Element data from apps and pages |
== Segment start ==

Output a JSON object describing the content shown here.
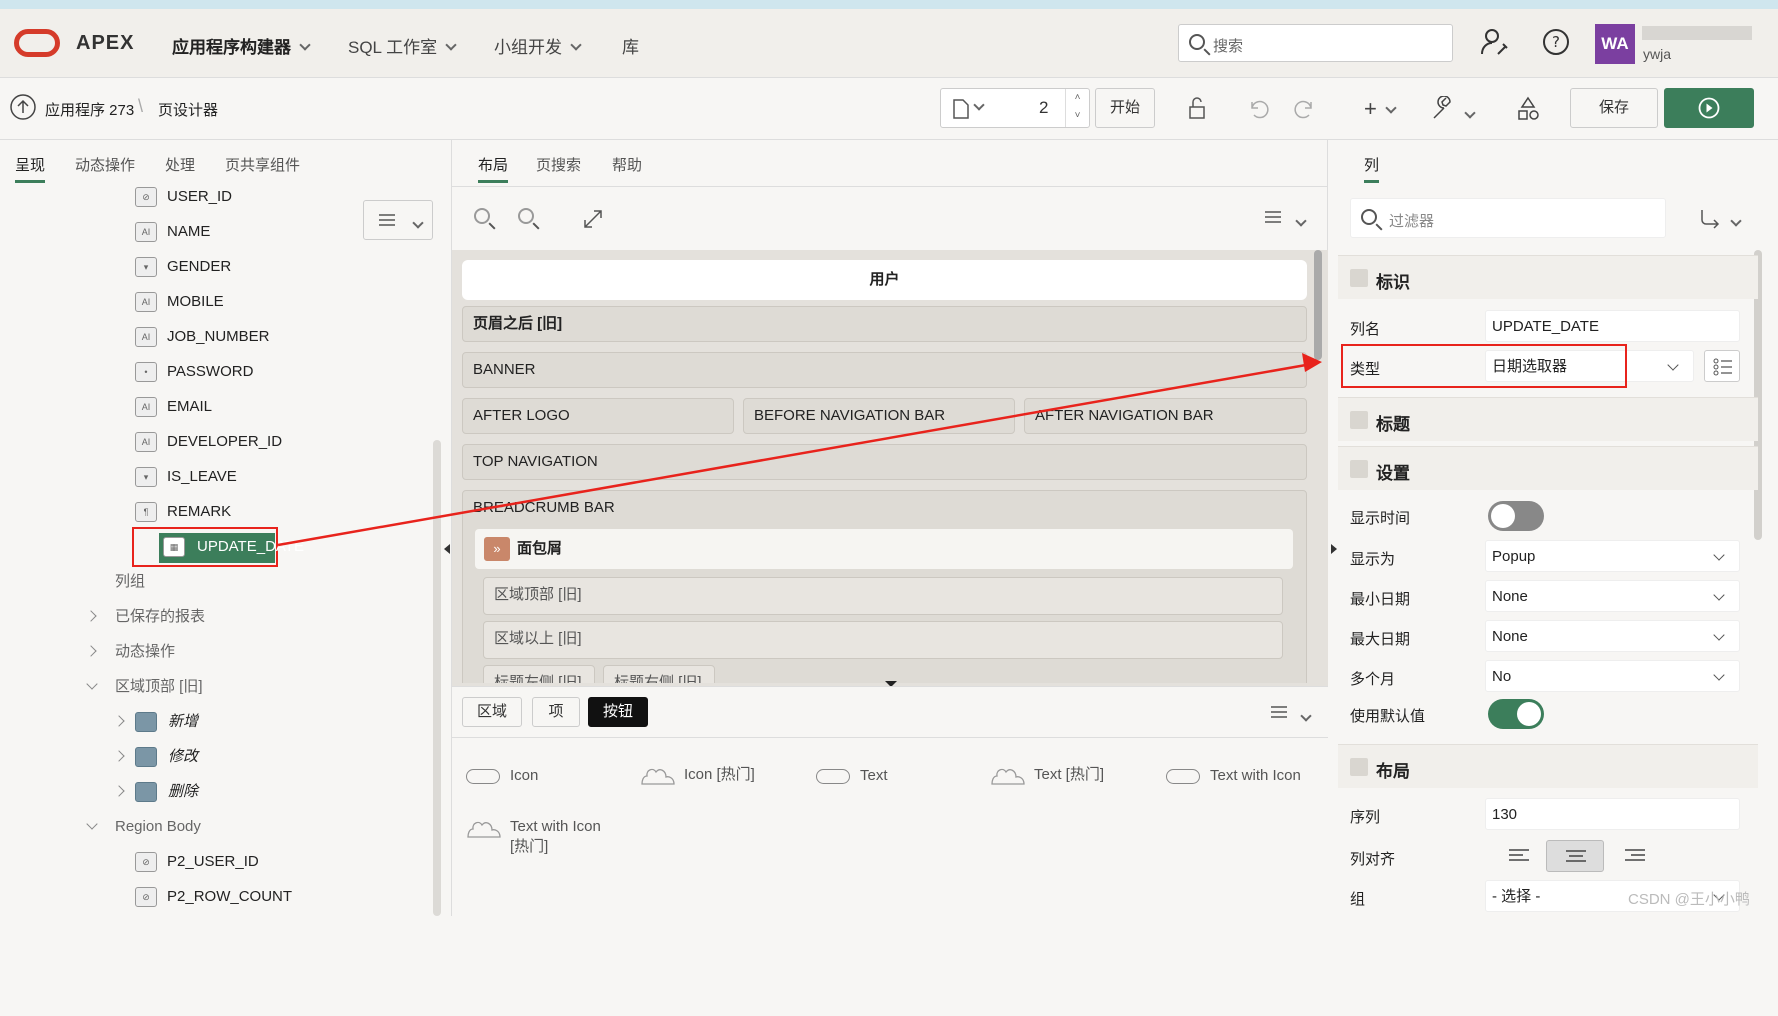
{
  "header": {
    "brand": "APEX",
    "menus": [
      {
        "label": "应用程序构建器"
      },
      {
        "label": "SQL 工作室"
      },
      {
        "label": "小组开发"
      },
      {
        "label": "库"
      }
    ],
    "search_placeholder": "搜索",
    "avatar_initials": "WA",
    "user_name": "ywja"
  },
  "toolbar": {
    "breadcrumb_app": "应用程序 273",
    "breadcrumb_page": "页设计器",
    "page_number": "2",
    "go_label": "开始",
    "save_label": "保存"
  },
  "left_panel": {
    "tabs": [
      "呈现",
      "动态操作",
      "处理",
      "页共享组件"
    ],
    "items": [
      {
        "label": "USER_ID",
        "icon": "hidden-icon"
      },
      {
        "label": "NAME",
        "icon": "text-field-icon"
      },
      {
        "label": "GENDER",
        "icon": "select-list-icon"
      },
      {
        "label": "MOBILE",
        "icon": "text-field-icon"
      },
      {
        "label": "JOB_NUMBER",
        "icon": "text-field-icon"
      },
      {
        "label": "PASSWORD",
        "icon": "password-icon"
      },
      {
        "label": "EMAIL",
        "icon": "text-field-icon"
      },
      {
        "label": "DEVELOPER_ID",
        "icon": "text-field-icon"
      },
      {
        "label": "IS_LEAVE",
        "icon": "select-list-icon"
      },
      {
        "label": "REMARK",
        "icon": "textarea-icon"
      },
      {
        "label": "UPDATE_DATE",
        "icon": "calendar-icon"
      }
    ],
    "column_group": "列组",
    "saved_reports": "已保存的报表",
    "dynamic_actions": "动态操作",
    "region_top": "区域顶部 [旧]",
    "buttons": [
      "新增",
      "修改",
      "删除"
    ],
    "region_body": "Region Body",
    "body_items": [
      "P2_USER_ID",
      "P2_ROW_COUNT"
    ]
  },
  "center": {
    "tabs": [
      "布局",
      "页搜索",
      "帮助"
    ],
    "title_bar": "用户",
    "regions": {
      "after_header": "页眉之后 [旧]",
      "banner": "BANNER",
      "after_logo": "AFTER LOGO",
      "before_nav": "BEFORE NAVIGATION BAR",
      "after_nav": "AFTER NAVIGATION BAR",
      "top_nav": "TOP NAVIGATION",
      "breadcrumb_bar": "BREADCRUMB BAR",
      "breadcrumb": "面包屑",
      "region_top": "区域顶部 [旧]",
      "region_above": "区域以上 [旧]",
      "title_left": "标题左侧 [旧]",
      "title_right": "标题右侧 [旧]"
    },
    "gallery_tabs": [
      "区域",
      "项",
      "按钮"
    ],
    "gallery_items": [
      {
        "label": "Icon",
        "shape": "pill"
      },
      {
        "label": "Icon [热门]",
        "shape": "cloud"
      },
      {
        "label": "Text",
        "shape": "pill"
      },
      {
        "label": "Text [热门]",
        "shape": "cloud"
      },
      {
        "label": "Text with Icon",
        "shape": "pill"
      },
      {
        "label": "Text with Icon [热门]",
        "shape": "cloud"
      }
    ]
  },
  "right_panel": {
    "tab": "列",
    "filter_placeholder": "过滤器",
    "sections": {
      "identity": "标识",
      "heading": "标题",
      "settings": "设置",
      "layout": "布局"
    },
    "fields": {
      "column_name_label": "列名",
      "column_name": "UPDATE_DATE",
      "type_label": "类型",
      "type": "日期选取器",
      "show_time_label": "显示时间",
      "display_as_label": "显示为",
      "display_as": "Popup",
      "min_date_label": "最小日期",
      "min_date": "None",
      "max_date_label": "最大日期",
      "max_date": "None",
      "multi_month_label": "多个月",
      "multi_month": "No",
      "use_default_label": "使用默认值",
      "sequence_label": "序列",
      "sequence": "130",
      "align_label": "列对齐",
      "group_label": "组",
      "group": "- 选择 -"
    },
    "show_time": false,
    "use_default": true
  },
  "watermark": "CSDN @王小小鸭",
  "colors": {
    "accent_green": "#3c7e5b",
    "highlight_red": "#e8231c",
    "avatar_purple": "#7b3fa0"
  }
}
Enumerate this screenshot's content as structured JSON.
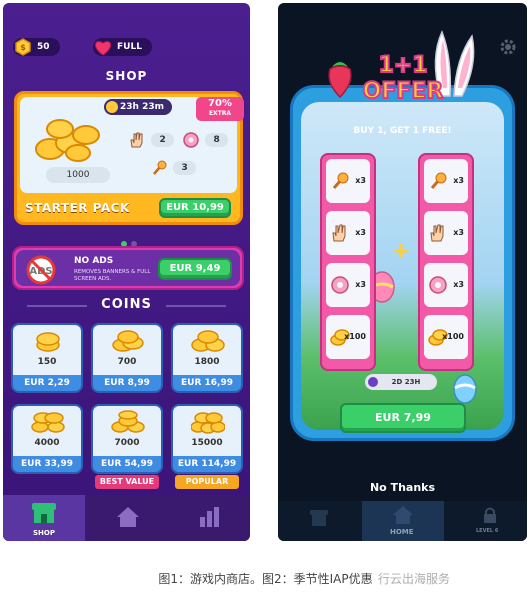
{
  "shop": {
    "coins_balance": "50",
    "lives_status": "FULL",
    "title": "SHOP",
    "starter_pack": {
      "timer": "23h 23m",
      "badge_percent": "70%",
      "badge_label": "EXTRA",
      "coins": "1000",
      "hands": "2",
      "donuts": "8",
      "spoons": "3",
      "label": "STARTER PACK",
      "price": "EUR 10,99"
    },
    "no_ads": {
      "icon_text": "ADS",
      "title": "NO ADS",
      "subtitle": "REMOVES BANNERS & FULL SCREEN ADS.",
      "price": "EUR 9,49"
    },
    "coins_title": "COINS",
    "coin_packs": [
      {
        "amount": "150",
        "price": "EUR 2,29",
        "tag": ""
      },
      {
        "amount": "700",
        "price": "EUR 8,99",
        "tag": ""
      },
      {
        "amount": "1800",
        "price": "EUR 16,99",
        "tag": ""
      },
      {
        "amount": "4000",
        "price": "EUR 33,99",
        "tag": ""
      },
      {
        "amount": "7000",
        "price": "EUR 54,99",
        "tag": "BEST VALUE"
      },
      {
        "amount": "15000",
        "price": "EUR 114,99",
        "tag": "POPULAR"
      }
    ],
    "nav": {
      "shop": "SHOP"
    },
    "colors": {
      "background": "#4b1f8f",
      "accent_green": "#3bcf6a",
      "tile_blue": "#3e8de2",
      "badge_pink": "#f2468b"
    }
  },
  "offer": {
    "title": "1+1 OFFER",
    "subtitle": "BUY 1, GET 1 FREE!",
    "left_items": [
      {
        "icon": "spoon-icon",
        "qty": "x3"
      },
      {
        "icon": "hand-icon",
        "qty": "x3"
      },
      {
        "icon": "donut-icon",
        "qty": "x3"
      },
      {
        "icon": "coins-icon",
        "qty": "x100"
      }
    ],
    "right_items": [
      {
        "icon": "spoon-icon",
        "qty": "x3"
      },
      {
        "icon": "hand-icon",
        "qty": "x3"
      },
      {
        "icon": "donut-icon",
        "qty": "x3"
      },
      {
        "icon": "coins-icon",
        "qty": "x100"
      }
    ],
    "timer": "2D 23H",
    "price": "EUR 7,99",
    "decline": "No Thanks",
    "nav": {
      "home": "HOME",
      "level": "LEVEL 6"
    }
  },
  "caption": "图1：游戏内商店。图2：季节性IAP优惠",
  "watermark": "行云出海服务"
}
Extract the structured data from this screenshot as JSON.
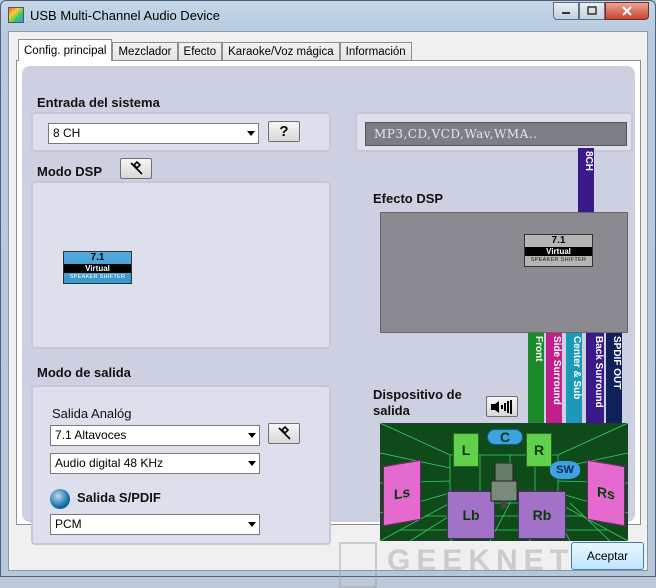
{
  "window": {
    "title": "USB Multi-Channel Audio Device"
  },
  "tabs": [
    {
      "label": "Config. principal"
    },
    {
      "label": "Mezclador"
    },
    {
      "label": "Efecto"
    },
    {
      "label": "Karaoke/Voz mágica"
    },
    {
      "label": "Información"
    }
  ],
  "input": {
    "header": "Entrada del sistema",
    "channels_value": "8 CH",
    "help_label": "?",
    "formats_display": "MP3,CD,VCD,Wav,WMA.."
  },
  "channel_bar": "8CH",
  "dsp": {
    "header": "Modo DSP",
    "effect_header": "Efecto DSP",
    "logo": {
      "line1": "7.1",
      "line2": "Virtual",
      "line3": "SPEAKER SHIFTER"
    }
  },
  "output": {
    "header": "Modo de salida",
    "analog_label": "Salida Analóg",
    "analog_value": "7.1 Altavoces",
    "digital_value": "Audio digital  48 KHz",
    "spdif_label": "Salida S/PDIF",
    "spdif_value": "PCM"
  },
  "device": {
    "header": "Dispositivo de salida",
    "channels": [
      {
        "label": "Front",
        "color": "#1a8a2a"
      },
      {
        "label": "Side Surround",
        "color": "#c0208a"
      },
      {
        "label": "Center & Sub",
        "color": "#1a9ab8"
      },
      {
        "label": "Back Surround",
        "color": "#3a1a8a"
      },
      {
        "label": "SPDIF OUT",
        "color": "#10205a"
      }
    ],
    "speakers": {
      "center": "C",
      "left": "L",
      "right": "R",
      "subwoofer": "SW",
      "left_side": "Ls",
      "right_side": "Rs",
      "left_back": "Lb",
      "right_back": "Rb"
    }
  },
  "footer": {
    "ok_label": "Aceptar",
    "watermark": "GEEKNETIC"
  }
}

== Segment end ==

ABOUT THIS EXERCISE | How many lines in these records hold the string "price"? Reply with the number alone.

RESPONSE TO THIS EXERCISE | 9